All eyes on treasures hidden in untouched vault under Kerala temple
The temple is billed as the country’s richest with authorities seeking the Supreme Court’s permission to open a top-secret vault believed to hold enormous wealthindia Updated: Feb 07, 2016 19:14 IST
An expert panel inventorying assets at Kerala’s famous Sree Padmanabha Swamy temple has approached the Supreme Court for permission to open a hitherto-untouched vault, a controversial move that may trigger a fresh face-off between the judiciary and religious authorities.
The 16th century temple that used to be the royal chapel of Travancore’s former rulers shot to fame five years ago when one of its six vaults (later coded as ‘A’) was opened, unearthing tones of gold coins, jewellery and diamonds worth over Rs 1 lakh crore.
The Kerala temple -- situated in the heart of Thiruvananthapuram and billed as the country’s richest -- is one of the several Hindu shrines that hold enormous amounts of gold and precious gems with a fierce nationwide debate raging on ways to utilise the treasure.
Many temples have refused to deposit their gold with authorities, citing religious restrictions and saying the wealth was accumulated by way of holy offering from devotees and couldn’t be returned.
In 2011, the top court had deferred opening of the top secret B vault until the expert panel it set up under Velayudhan Nair, former head of the National Museum’s conservation department, finished inventorying other vaults – a task that has now been completed.
But the Travancore royal family that runs the temple, a section of devotees and the shrine’s administration stoutly opposed the opening of the B-vault.
They even conducted an astrological examination (‘Devaprasnam’ to know the mood of the deity) and informed the court the opening of vault was against tradition and would invite wrath of the God. But the SC refused to buy the logic, chiding the royals for putting superstition before the law of the land.
Former comptroller and auditor general Vinod Rai has also favoured opening of the B vault.
The temple contains six chambers buried deep under its sanctum sanctorum.
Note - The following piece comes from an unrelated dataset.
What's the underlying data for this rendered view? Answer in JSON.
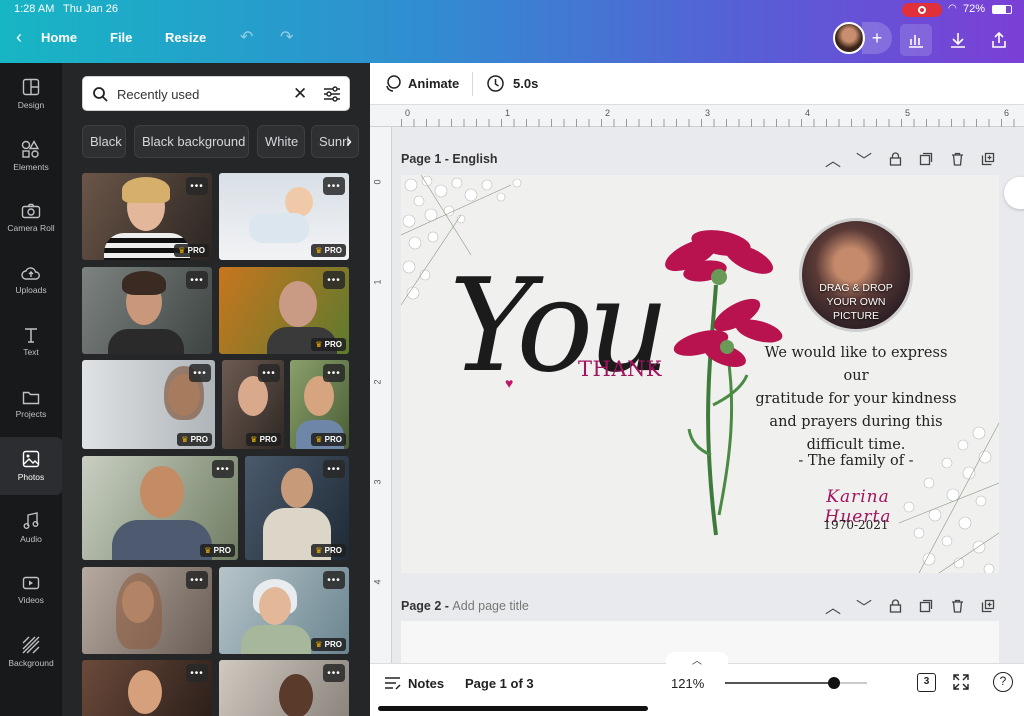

Two of them are opened during daily rituals and two more every six months. The remaining two – A and B – are secret vaults.
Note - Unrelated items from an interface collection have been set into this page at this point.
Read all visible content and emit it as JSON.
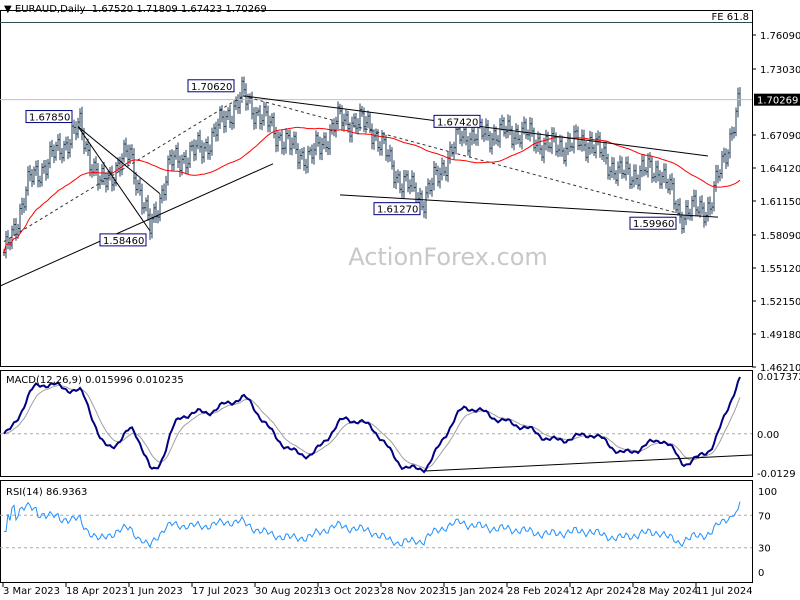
{
  "header": {
    "symbol": "EURAUD,Daily",
    "open": "1.67520",
    "high": "1.71809",
    "low": "1.67423",
    "close": "1.70269"
  },
  "watermark": "ActionForex.com",
  "fe_label": "FE 61.8",
  "colors": {
    "bars": "#1f3b57",
    "ma": "#ff0000",
    "macd": "#000080",
    "signal": "#a0a0a0",
    "rsi": "#1e90ff",
    "label_border": "#000080"
  },
  "chart_data": [
    {
      "type": "line",
      "title": "EURAUD Daily price (OHLC bars)",
      "ylim": [
        1.4621,
        1.7609
      ],
      "y_ticks": [
        "1.76090",
        "1.73030",
        "1.67090",
        "1.64120",
        "1.61150",
        "1.58090",
        "1.55120",
        "1.52150",
        "1.49180",
        "1.46210"
      ],
      "current_price": "1.70269",
      "x_labels": [
        "3 Mar 2023",
        "18 Apr 2023",
        "1 Jun 2023",
        "17 Jul 2023",
        "30 Aug 2023",
        "13 Oct 2023",
        "28 Nov 2023",
        "15 Jan 2024",
        "28 Feb 2024",
        "12 Apr 2024",
        "28 May 2024",
        "11 Jul 2024"
      ],
      "close_anchors": [
        [
          0,
          1.56
        ],
        [
          13,
          1.63
        ],
        [
          38,
          1.678
        ],
        [
          48,
          1.625
        ],
        [
          63,
          1.655
        ],
        [
          73,
          1.585
        ],
        [
          83,
          1.645
        ],
        [
          100,
          1.66
        ],
        [
          119,
          1.706
        ],
        [
          143,
          1.66
        ],
        [
          153,
          1.65
        ],
        [
          168,
          1.685
        ],
        [
          183,
          1.68
        ],
        [
          198,
          1.63
        ],
        [
          210,
          1.613
        ],
        [
          228,
          1.67
        ],
        [
          258,
          1.674
        ],
        [
          273,
          1.66
        ],
        [
          293,
          1.665
        ],
        [
          308,
          1.635
        ],
        [
          328,
          1.64
        ],
        [
          338,
          1.6
        ],
        [
          353,
          1.607
        ],
        [
          360,
          1.65
        ],
        [
          368,
          1.703
        ]
      ],
      "annotations": [
        {
          "label": "1.70620",
          "bar": 119,
          "price": 1.7062
        },
        {
          "label": "1.67850",
          "bar": 38,
          "price": 1.6785
        },
        {
          "label": "1.58460",
          "bar": 73,
          "price": 1.5846
        },
        {
          "label": "1.61270",
          "bar": 210,
          "price": 1.6127
        },
        {
          "label": "1.67420",
          "bar": 240,
          "price": 1.6742
        },
        {
          "label": "1.59960",
          "bar": 338,
          "price": 1.5996
        }
      ]
    },
    {
      "type": "line",
      "title": "MACD(12,26,9) 0.015996 0.010235",
      "y_ticks": [
        "0.017372",
        "0.00",
        "-0.0129"
      ],
      "ylim": [
        -0.0129,
        0.017372
      ]
    },
    {
      "type": "line",
      "title": "RSI(14) 86.9363",
      "y_ticks": [
        "100",
        "70",
        "30",
        "0"
      ],
      "ylim": [
        0,
        100
      ]
    }
  ]
}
The expert panel has submitted a voluminous report with details of all objects recovered from the five vaults.
Sources close to the temple said antique coins found in the chambers alone weighed more than 600 kg. Around 200,000 items were documented, 600 of which were embedded with precious gems. One single locket alone was believed to contain 997 gems. Besides jewels, precious stones, necklaces, golden crowns and pots were also included in the list of inventory, sources said.
In 2010, the Supreme Court ordered inventorying and later divested the royal family from managing temple affairs.
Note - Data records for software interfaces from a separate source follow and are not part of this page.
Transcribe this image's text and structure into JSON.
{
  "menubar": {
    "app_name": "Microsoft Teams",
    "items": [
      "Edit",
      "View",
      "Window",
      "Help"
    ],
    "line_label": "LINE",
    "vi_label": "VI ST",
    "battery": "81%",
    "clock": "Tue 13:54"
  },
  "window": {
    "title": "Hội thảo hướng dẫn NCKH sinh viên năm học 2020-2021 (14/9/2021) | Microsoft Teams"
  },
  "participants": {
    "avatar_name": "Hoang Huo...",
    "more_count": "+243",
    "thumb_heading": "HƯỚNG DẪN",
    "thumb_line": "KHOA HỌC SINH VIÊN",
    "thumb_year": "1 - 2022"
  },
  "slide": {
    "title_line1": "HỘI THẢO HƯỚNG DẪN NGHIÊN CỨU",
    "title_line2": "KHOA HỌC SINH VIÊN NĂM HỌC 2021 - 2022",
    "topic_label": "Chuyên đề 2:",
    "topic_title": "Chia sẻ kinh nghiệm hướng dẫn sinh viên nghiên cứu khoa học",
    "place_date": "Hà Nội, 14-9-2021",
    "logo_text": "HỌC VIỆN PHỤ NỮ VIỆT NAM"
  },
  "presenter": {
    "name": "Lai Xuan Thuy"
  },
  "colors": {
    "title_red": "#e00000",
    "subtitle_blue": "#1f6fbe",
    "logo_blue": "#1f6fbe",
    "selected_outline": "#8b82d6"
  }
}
An expert panel from the Centre for Earth Science Studies has also quashed rumours that the B vault has an underground tunnel linking the temple to the Arabian Sea. The team led by Dr Ajyakumar Verma detected small cavities and drains around cellars that they found insignificant.